The Lantau Buffalo Association hopes to preserve the animals and their habitat, reduce friction with growing human communities and lobby for long-term environmental preservation policies.

While Hong Kong is best known for its neon-lit, densely-packed urban environment, more than three-quarters of the southern Chinese territory of 7.5 million people remains green hills and forests.

Over her 14 years of caring for the animals, Ho, a Lantau resident herself, has come to know them well. Water buffalo are “very shy, they spend most of the time in the wetland.

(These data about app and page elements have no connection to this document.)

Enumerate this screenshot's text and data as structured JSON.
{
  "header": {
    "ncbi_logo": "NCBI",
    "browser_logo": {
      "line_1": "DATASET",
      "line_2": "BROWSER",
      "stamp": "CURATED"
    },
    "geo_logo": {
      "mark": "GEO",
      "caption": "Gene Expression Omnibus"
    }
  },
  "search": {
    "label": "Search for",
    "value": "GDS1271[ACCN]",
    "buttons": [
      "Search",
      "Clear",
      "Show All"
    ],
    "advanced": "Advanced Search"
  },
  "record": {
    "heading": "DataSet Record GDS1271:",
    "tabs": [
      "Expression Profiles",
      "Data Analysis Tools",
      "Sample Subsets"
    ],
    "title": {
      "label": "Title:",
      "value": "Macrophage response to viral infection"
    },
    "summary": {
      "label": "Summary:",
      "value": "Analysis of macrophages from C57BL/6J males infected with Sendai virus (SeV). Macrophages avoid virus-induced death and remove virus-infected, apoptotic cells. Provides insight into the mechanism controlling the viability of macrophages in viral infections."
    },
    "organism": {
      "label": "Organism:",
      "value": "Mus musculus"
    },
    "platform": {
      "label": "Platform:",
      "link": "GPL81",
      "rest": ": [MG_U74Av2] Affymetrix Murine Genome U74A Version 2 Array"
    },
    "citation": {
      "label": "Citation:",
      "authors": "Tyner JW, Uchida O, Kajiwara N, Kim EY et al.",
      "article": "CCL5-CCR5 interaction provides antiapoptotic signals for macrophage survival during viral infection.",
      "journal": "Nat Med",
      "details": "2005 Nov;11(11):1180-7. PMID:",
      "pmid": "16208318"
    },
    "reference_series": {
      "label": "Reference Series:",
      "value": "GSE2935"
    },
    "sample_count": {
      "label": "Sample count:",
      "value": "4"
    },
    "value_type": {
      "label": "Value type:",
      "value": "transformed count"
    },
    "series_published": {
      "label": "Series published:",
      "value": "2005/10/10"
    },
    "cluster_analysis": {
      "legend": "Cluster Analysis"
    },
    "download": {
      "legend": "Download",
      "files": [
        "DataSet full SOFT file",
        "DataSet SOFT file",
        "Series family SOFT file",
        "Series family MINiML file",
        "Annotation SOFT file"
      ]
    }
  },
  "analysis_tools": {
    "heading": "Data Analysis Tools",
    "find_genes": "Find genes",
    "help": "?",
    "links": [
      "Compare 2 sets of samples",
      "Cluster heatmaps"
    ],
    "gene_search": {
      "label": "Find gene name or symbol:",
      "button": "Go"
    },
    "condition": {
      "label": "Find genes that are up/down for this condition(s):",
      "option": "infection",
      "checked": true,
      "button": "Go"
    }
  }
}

So, preserving the wetland is one thing will help them to live healthy,” she said.

Cattle, on the other hand, are very sociable, especially if you have food.

“They will come and get your food and they are not scared of humans,” Ho said.

Fiona Woodhouse of the Hong Kong Society for the Prevention of Cruelty to Animals said the welfare of wildlife speaks to the overall health of Hong Kong's environment and cultural heritage.

“So, we need to ensure their welfare as much as possible and look at what we’re doing in Hong Kong to see how it impacts those animals and their ability to survive and live safely in Hong Kong,” Woodhouse said.

Catch every big hit, every wicket with Crick-it, a one stop destination for Live Scores, Match Stats, Quizzes, Polls & much more. Explore now! : The Big Picture', a fresh segment in HT's talk show 'The Interview with Kumkum Chadha', where leaders across the political spectrum discuss the upcoming general elections. Watch Now!
Get Latest Updates on Trending News Viral News, Video, Photos and Weather Updates of India and around the world
SHARE THIS ARTICLE ON
Share this article
SHARE
Story Saved
Live Score
OPEN APP
Saved Articles
Following
My Reads
Sign out
New Delhi 0C
Thursday, May 23, 2024
Start 14 Days Free Trial Subscribe Now
Follow Us On